The Motor Parkway, then, began its second phase as a local toll road. Vanderbilt originally charged $2 at each of the road’s 12 tollbooths along its 43 mile route from the Queens-Nassau border to Lake Ronkonkoma—double digits in today’s money! The toll was later reduced to $1, and the Motor Parkway became a major east-west route, plied by 150,000 vehicles annually during the 1920s. It was still the best-quality road in the area then, since the Northern and Southern State Parkways had yet to be built and Jericho and Hempstead Turnpikes were still two-lane farm roads. Vanderbilt continued to expand the Parkway westward, reaching Springfield Boulevard in 1911 and eventually, to Horace Harding Boulevard in what is now Fresh Meadows by 1926. Its final length was 45 miles.

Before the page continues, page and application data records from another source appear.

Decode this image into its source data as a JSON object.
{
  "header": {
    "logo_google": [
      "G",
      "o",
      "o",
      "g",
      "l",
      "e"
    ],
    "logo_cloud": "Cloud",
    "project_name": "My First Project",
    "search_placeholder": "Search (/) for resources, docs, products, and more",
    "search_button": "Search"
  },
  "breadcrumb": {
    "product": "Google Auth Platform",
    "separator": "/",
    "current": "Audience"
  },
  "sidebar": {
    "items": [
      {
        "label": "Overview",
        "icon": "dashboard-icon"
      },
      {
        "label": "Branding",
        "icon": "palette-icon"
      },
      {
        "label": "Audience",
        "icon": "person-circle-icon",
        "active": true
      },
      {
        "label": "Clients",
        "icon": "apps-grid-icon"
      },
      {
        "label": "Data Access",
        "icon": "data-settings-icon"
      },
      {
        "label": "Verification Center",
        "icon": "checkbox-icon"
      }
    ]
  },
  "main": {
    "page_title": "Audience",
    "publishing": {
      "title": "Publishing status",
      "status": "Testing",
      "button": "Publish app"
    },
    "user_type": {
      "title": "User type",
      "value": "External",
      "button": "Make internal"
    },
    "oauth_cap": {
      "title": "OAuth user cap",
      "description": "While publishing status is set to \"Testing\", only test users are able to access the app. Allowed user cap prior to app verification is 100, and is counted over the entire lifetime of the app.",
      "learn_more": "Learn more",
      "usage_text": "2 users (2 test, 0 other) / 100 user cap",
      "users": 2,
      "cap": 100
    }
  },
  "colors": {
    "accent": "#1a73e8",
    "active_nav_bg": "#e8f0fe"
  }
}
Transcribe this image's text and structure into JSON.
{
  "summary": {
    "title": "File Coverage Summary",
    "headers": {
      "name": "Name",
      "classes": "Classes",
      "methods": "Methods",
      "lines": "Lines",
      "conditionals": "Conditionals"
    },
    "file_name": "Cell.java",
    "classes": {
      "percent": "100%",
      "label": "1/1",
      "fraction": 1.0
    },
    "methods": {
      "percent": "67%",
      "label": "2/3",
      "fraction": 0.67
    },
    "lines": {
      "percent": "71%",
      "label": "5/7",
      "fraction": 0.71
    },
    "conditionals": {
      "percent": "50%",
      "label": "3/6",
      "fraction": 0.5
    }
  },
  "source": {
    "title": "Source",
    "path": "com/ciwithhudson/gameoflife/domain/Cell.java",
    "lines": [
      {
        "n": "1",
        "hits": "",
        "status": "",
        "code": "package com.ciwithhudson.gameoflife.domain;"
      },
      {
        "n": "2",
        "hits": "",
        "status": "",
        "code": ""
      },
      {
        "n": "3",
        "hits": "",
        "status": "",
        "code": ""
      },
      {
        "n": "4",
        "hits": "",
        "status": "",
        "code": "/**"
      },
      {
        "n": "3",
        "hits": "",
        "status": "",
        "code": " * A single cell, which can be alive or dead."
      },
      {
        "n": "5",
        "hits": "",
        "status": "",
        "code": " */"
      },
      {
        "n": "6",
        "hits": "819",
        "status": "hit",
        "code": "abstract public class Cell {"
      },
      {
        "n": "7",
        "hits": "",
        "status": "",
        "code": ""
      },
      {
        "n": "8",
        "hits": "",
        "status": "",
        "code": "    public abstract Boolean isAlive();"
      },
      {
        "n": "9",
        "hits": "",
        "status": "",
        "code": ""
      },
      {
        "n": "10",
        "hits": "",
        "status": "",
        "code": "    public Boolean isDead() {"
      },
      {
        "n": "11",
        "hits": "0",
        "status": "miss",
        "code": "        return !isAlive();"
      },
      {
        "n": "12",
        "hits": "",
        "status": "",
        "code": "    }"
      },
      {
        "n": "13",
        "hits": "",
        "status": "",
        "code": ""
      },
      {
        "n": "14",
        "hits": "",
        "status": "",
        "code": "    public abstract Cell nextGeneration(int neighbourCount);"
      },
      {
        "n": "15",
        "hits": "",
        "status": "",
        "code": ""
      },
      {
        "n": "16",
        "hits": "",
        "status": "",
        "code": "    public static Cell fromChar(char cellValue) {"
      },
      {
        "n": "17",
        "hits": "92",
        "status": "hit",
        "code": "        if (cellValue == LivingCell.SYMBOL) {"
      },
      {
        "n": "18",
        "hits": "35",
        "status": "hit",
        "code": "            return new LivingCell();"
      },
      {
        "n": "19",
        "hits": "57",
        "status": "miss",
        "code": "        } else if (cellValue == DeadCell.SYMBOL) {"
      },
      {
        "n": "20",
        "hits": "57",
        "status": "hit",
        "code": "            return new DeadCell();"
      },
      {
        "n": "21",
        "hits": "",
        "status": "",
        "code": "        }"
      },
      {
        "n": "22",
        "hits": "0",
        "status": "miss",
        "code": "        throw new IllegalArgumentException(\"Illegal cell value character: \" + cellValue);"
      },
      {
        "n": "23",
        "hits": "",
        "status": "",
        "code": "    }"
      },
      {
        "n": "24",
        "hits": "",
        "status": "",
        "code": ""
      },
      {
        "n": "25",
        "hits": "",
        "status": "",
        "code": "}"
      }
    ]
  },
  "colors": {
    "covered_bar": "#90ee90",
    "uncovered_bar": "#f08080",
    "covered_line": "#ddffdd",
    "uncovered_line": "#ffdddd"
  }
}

The Depression, combined with Robert Moses’ aggressive road building, combined to doom the Parkway. Traffic was siphoned off the narrow Motor Parkway by Moses’ superior roads. Vanderbilt turned the Parkway over to New York State in 1938 in exchange for back taxes, without having made a cent of profit. The easternmost 13 miles of the parkway in Suffolk County continues as an auto trafficway, and the three westernmost, in Queens, is now maintained by the New York City Parks Department. You can still see the wooden posts that held the road’s guard rails here and there, and a few of the then-ingenious overpasses have been left intact, exactly as they were in Vanderbilt’s day.
There are two abandoned railways in NYC that could very conceivably be used as pedestrian and bicycle trailways, though because the city always seems to have a vague plan to reactivate them for rail traffic, no movement has occurred toward rehabilitating them, and they have been pretty much left for nature to reclaim. The first is the old Long Island Rail Road Rockaway Branch, running from the LIRR’s main line in Rego Park south to Liberty Avenue, where the southernmost section of the branch was converted to NYC subway service in the 1950s. The remainder of the line has been inactive since LIRR service ended in 1962. A hike down the line (recommended only in winter when leaves are gone from the vegetation) reveals a graveyard of ancient train signals and the remains of forgotten passenger station platforms.
The latest plan floated for the Rockaway Branch includes a combination rail tunnel/elevated trestle, with a park built over the tunnel. This would require years, maybe even decades, of planning and construction, and at my age (60) time is running out to see such grand plans in actual service.
A second abandoned rail line that would make sense as a reclaimed urban trail is the Staten Island Rapid Transit North Shore branch, which runs along the Kill Van Kull from the ferry terminal out to the Arlington Yards and crosses a bridge into New Jersey. The stretch into NJ has been reactivated for freight, but the rest of it lies mostly intact, with the requisite station skeletons scattered here and there. It has not seen passenger service since 1953. The latest master transit initiative lists it as a possible candidate for reactivation as a light rail niche, but that’s not likely to happen. It would make much more sense to partially restore it, leaving some natural elements intact as was done on the High Line. Dreamers can dream, but in NYC, restorations like the High Line’s come along once in a generation.